Here are a few design ideas on the gloves and rocketpack from the film, showing the original prototype (closer to Dave Steven’s original drawings), then how it evolved into the double silver bullet shape seen in the film (these come from The Rocketeer Official Movie Souvenir Magazine).
Here are some excerpts from the original comic drawn by Dave Stevens about how the rocket pack was controlled and refueled. (The images below come from The Rocketeer: The Complete Deluxe Edition, which is unfortunately quite difficult to find now – look on Amazon and eBay for used copies at more reasonable prices).
This little animated .gif is, of course, from the point in the movie where the Rocketeer, not above a little self conscious vanity, asks how he looks. Peevy, not above a little blunt honesty, says “Like a hood ornament!” The Rocketeer blasts off for the first time, Peevy gets blown backwards into the hangar, and I get a name for this part of the podcast!
Stay tuned for more Rocketeer gear talk next week! Stay safe!
There are now Thirteenth Hour toys! If you’d like to pick up one of these glow in the dark figures for yourself, feel free to email me or go to the Etsy store I set up (https://www.etsy.com/shop/ThirteenthHourStudio) and get them there.
If you haven’t checked out “Arcade Days,” the song and video Jeff Finley, Brent Simon, and I finished one year ago, click on the link below to do so!
You can find more pictures and preview clips of “Arcade Days” on IG as well as this podcast’s FB page.
Empty Hands, the synth EP soundtrack to the novella, Empty Hands, is now out for streaming on Bandcamp.
Stay tuned. Follow along on Spotify! There is also a growing extended Thirteenth Hour playlist on Spotify with a growing number of retro 80s songs.
Check it out!
As always, thanks for listening!
- Signup for the mailing list for a free special edition podcast, a demo copy of The Thirteenth Hour, and access to retro 80s soundtrack!
- Like what you see or hear? Consider supporting the show over at my virtual tip jar over at Ko-fi.
- Have this podcast conveniently delivered to you each week on Spotify, iTunes, Stitcher, Player FM, Tunein, and Googleplay Music.
- Follow The Thirteenth Hour’s Instagram pages: @the13thhr for your random postings on ninjas, martial arts, archery, flips, breakdancing, fantasy art and and @the13thhr.ost for more 80s music, movies, and songs from The Thirteenth Hour books and soundtrack.
- Listen to Long Ago Not So Far Away, the Thirteenth Hour soundtrack online at: https://joshuablum.bandcamp.com/ or Spotify. Join the mailing list for a digital free copy. You can also get it on CD or tape.
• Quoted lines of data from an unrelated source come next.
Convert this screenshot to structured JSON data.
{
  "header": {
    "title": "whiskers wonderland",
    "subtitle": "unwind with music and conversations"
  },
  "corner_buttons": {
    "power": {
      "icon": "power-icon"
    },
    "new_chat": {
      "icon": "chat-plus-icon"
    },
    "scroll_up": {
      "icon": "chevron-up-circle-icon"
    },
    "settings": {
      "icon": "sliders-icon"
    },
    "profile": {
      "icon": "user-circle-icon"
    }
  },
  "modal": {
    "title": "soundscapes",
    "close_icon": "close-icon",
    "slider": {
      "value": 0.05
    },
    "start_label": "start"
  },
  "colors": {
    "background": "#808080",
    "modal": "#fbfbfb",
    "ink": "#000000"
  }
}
- Website: https://13thhr.wordpress.com
- Book trailer: http://bit.ly/1VhJhXY
- Interested in reading and reviewing The Thirteenth Hour for a free book? Just email me at email@example.com for more details!